*** Opening MATERIAL SHOWN ***

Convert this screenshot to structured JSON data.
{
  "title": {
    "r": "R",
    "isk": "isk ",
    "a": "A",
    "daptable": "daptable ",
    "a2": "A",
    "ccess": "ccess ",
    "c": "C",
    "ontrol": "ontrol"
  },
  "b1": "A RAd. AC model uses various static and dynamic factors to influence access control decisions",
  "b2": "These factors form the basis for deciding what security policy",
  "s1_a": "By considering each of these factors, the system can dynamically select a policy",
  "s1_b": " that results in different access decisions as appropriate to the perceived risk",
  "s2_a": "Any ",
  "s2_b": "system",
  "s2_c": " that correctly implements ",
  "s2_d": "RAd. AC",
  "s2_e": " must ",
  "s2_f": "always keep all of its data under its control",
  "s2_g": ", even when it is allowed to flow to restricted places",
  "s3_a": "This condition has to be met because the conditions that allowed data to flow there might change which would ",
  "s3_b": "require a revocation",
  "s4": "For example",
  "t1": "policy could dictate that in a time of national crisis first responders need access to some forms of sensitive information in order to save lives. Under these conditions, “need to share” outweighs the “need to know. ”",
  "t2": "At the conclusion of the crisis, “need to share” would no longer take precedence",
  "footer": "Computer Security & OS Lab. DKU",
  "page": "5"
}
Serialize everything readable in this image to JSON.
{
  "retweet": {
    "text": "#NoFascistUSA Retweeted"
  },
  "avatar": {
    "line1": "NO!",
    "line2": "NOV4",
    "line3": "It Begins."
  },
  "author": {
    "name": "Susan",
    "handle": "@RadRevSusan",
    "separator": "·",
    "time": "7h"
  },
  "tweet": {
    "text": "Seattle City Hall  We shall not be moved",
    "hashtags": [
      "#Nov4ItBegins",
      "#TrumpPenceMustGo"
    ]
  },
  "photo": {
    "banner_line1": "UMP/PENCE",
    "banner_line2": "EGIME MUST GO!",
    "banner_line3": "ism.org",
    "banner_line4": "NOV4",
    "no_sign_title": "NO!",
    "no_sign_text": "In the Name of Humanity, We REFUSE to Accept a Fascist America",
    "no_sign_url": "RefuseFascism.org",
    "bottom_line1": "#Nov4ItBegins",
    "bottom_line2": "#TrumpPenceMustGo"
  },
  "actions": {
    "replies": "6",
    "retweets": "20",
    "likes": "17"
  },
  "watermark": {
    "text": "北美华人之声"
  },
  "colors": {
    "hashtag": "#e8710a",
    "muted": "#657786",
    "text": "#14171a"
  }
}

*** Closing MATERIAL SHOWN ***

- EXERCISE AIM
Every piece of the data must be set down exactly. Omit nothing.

- TASK ANSWER
Convert this screenshot to structured JSON data.
{
  "title": {
    "r": "R",
    "isk": "isk ",
    "a": "A",
    "daptable": "daptable ",
    "a2": "A",
    "ccess": "ccess ",
    "c": "C",
    "ontrol": "ontrol"
  },
  "b1": "A RAd. AC model uses various static and dynamic factors to influence access control decisions",
  "b2": "These factors form the basis for deciding what security policy",
  "s1_a": "By considering each of these factors, the system can dynamically select a policy",
  "s1_b": " that results in different access decisions as appropriate to the perceived risk",
  "s2_a": "Any ",
  "s2_b": "system",
  "s2_c": " that correctly implements ",
  "s2_d": "RAd. AC",
  "s2_e": " must ",
  "s2_f": "always keep all of its data under its control",
  "s2_g": ", even when it is allowed to flow to restricted places",
  "s3_a": "This condition has to be met because the conditions that allowed data to flow there might change which would ",
  "s3_b": "require a revocation",
  "s4": "For example",
  "t1": "policy could dictate that in a time of national crisis first responders need access to some forms of sensitive information in order to save lives. Under these conditions, “need to share” outweighs the “need to know. ”",
  "t2": "At the conclusion of the crisis, “need to share” would no longer take precedence",
  "footer": "Computer Security & OS Lab. DKU",
  "page": "5"
}
Serialize everything readable in this image to JSON.
{
  "retweet": {
    "text": "#NoFascistUSA Retweeted"
  },
  "avatar": {
    "line1": "NO!",
    "line2": "NOV4",
    "line3": "It Begins."
  },
  "author": {
    "name": "Susan",
    "handle": "@RadRevSusan",
    "separator": "·",
    "time": "7h"
  },
  "tweet": {
    "text": "Seattle City Hall  We shall not be moved",
    "hashtags": [
      "#Nov4ItBegins",
      "#TrumpPenceMustGo"
    ]
  },
  "photo": {
    "banner_line1": "UMP/PENCE",
    "banner_line2": "EGIME MUST GO!",
    "banner_line3": "ism.org",
    "banner_line4": "NOV4",
    "no_sign_title": "NO!",
    "no_sign_text": "In the Name of Humanity, We REFUSE to Accept a Fascist America",
    "no_sign_url": "RefuseFascism.org",
    "bottom_line1": "#Nov4ItBegins",
    "bottom_line2": "#TrumpPenceMustGo"
  },
  "actions": {
    "replies": "6",
    "retweets": "20",
    "likes": "17"
  },
  "watermark": {
    "text": "北美华人之声"
  },
  "colors": {
    "hashtag": "#e8710a",
    "muted": "#657786",
    "text": "#14171a"
  }
}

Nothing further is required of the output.